**Problem**. Without any pictures, restate the full set of records below exactly.

(Data records)
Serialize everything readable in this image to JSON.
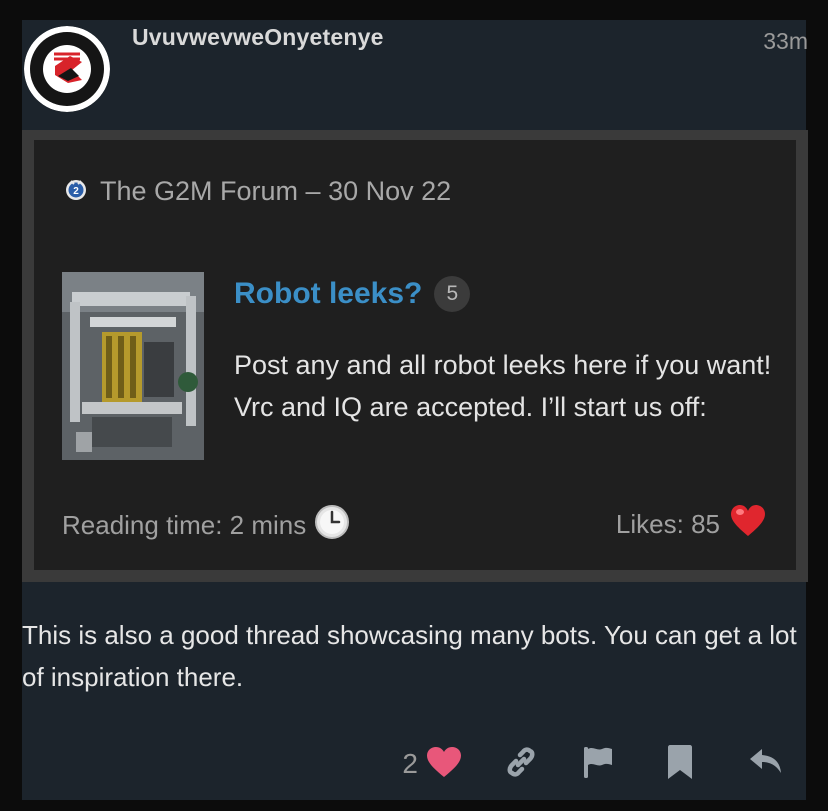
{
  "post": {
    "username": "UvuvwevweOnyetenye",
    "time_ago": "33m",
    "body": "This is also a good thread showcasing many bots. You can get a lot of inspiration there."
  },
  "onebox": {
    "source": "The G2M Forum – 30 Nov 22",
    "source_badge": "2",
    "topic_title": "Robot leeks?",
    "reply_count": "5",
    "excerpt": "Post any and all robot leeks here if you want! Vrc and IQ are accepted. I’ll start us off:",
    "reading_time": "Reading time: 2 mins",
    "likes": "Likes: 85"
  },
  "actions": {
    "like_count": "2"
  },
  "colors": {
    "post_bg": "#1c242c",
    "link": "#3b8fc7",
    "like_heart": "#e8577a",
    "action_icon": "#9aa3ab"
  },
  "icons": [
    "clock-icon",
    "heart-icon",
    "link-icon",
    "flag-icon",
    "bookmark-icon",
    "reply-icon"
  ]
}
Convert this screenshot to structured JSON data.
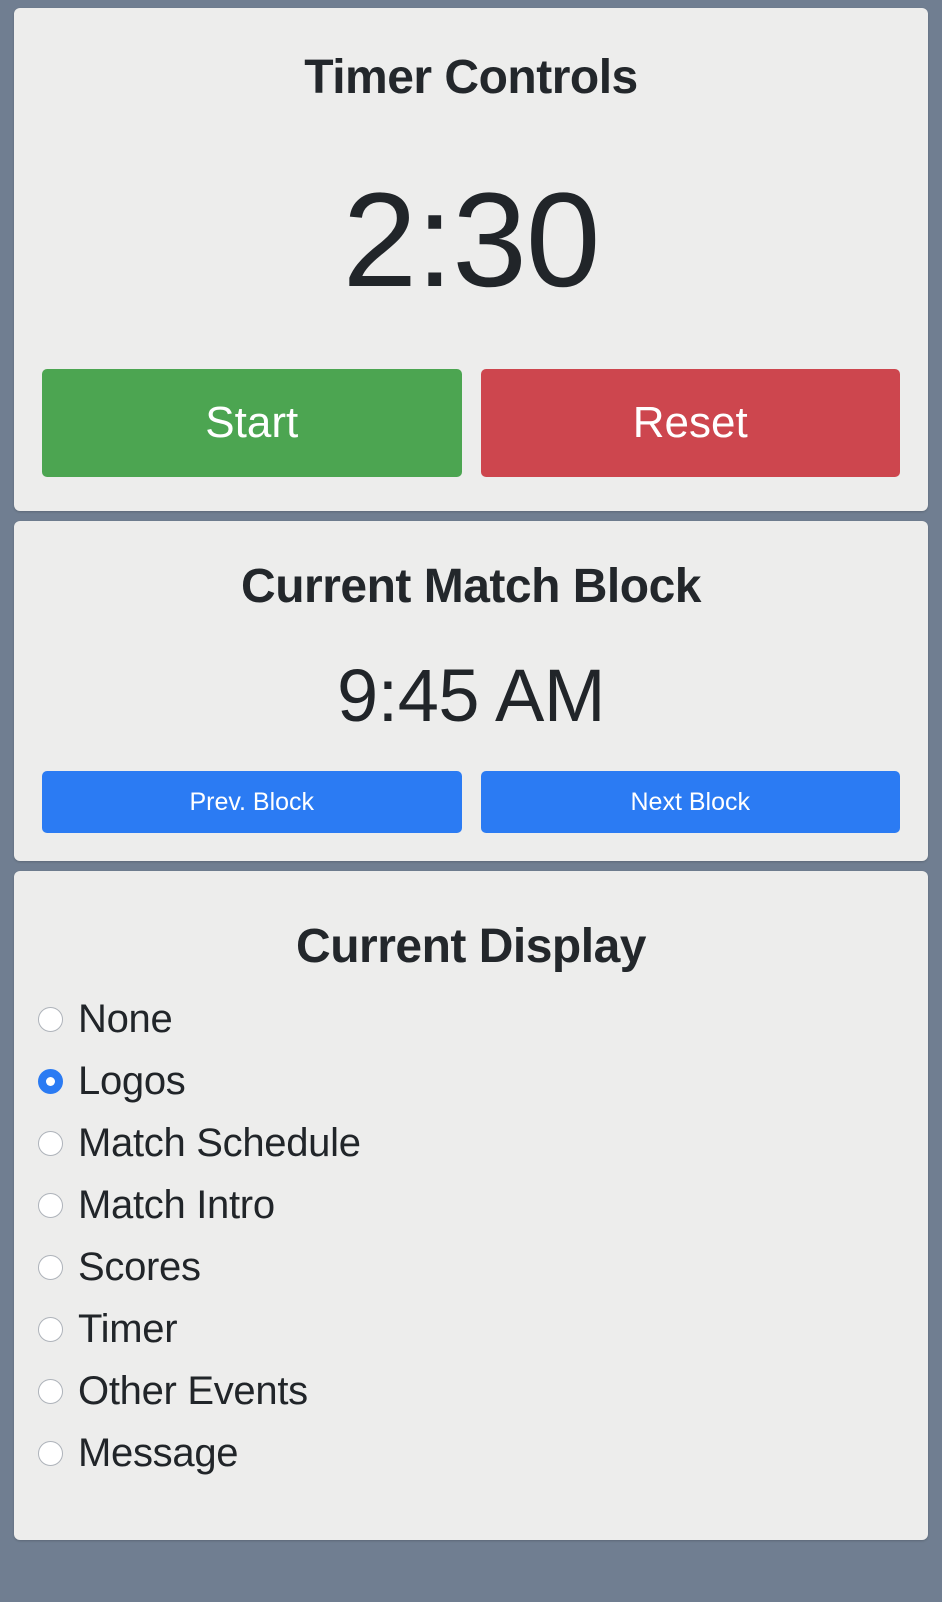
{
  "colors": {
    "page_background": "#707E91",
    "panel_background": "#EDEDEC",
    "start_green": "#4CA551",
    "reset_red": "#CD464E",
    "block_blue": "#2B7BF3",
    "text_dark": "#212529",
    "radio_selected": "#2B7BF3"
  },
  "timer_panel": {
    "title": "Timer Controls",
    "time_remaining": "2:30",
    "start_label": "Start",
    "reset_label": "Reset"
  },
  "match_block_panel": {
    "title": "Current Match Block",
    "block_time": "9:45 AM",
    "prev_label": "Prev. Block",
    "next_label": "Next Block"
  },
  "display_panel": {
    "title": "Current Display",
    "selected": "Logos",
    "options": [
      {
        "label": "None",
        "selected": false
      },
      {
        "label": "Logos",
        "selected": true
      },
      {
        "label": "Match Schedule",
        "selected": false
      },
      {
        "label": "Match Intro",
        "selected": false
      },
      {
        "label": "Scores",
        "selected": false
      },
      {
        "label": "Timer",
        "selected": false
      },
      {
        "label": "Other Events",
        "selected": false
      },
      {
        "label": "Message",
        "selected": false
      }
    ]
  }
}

**Solution for this task**.
Serialize everything readable in this image to JSON.
{
  "post": {
    "username": "UvuvwevweOnyetenye",
    "time_ago": "33m",
    "body": "This is also a good thread showcasing many bots. You can get a lot of inspiration there."
  },
  "onebox": {
    "source": "The G2M Forum – 30 Nov 22",
    "source_badge": "2",
    "topic_title": "Robot leeks?",
    "reply_count": "5",
    "excerpt": "Post any and all robot leeks here if you want! Vrc and IQ are accepted. I’ll start us off:",
    "reading_time": "Reading time: 2 mins",
    "likes": "Likes: 85"
  },
  "actions": {
    "like_count": "2"
  },
  "colors": {
    "post_bg": "#1c242c",
    "link": "#3b8fc7",
    "like_heart": "#e8577a",
    "action_icon": "#9aa3ab"
  },
  "icons": [
    "clock-icon",
    "heart-icon",
    "link-icon",
    "flag-icon",
    "bookmark-icon",
    "reply-icon"
  ]
}
Convert this screenshot to structured JSON data.
{
  "colors": {
    "page_background": "#707E91",
    "panel_background": "#EDEDEC",
    "start_green": "#4CA551",
    "reset_red": "#CD464E",
    "block_blue": "#2B7BF3",
    "text_dark": "#212529",
    "radio_selected": "#2B7BF3"
  },
  "timer_panel": {
    "title": "Timer Controls",
    "time_remaining": "2:30",
    "start_label": "Start",
    "reset_label": "Reset"
  },
  "match_block_panel": {
    "title": "Current Match Block",
    "block_time": "9:45 AM",
    "prev_label": "Prev. Block",
    "next_label": "Next Block"
  },
  "display_panel": {
    "title": "Current Display",
    "selected": "Logos",
    "options": [
      {
        "label": "None",
        "selected": false
      },
      {
        "label": "Logos",
        "selected": true
      },
      {
        "label": "Match Schedule",
        "selected": false
      },
      {
        "label": "Match Intro",
        "selected": false
      },
      {
        "label": "Scores",
        "selected": false
      },
      {
        "label": "Timer",
        "selected": false
      },
      {
        "label": "Other Events",
        "selected": false
      },
      {
        "label": "Message",
        "selected": false
      }
    ]
  }
}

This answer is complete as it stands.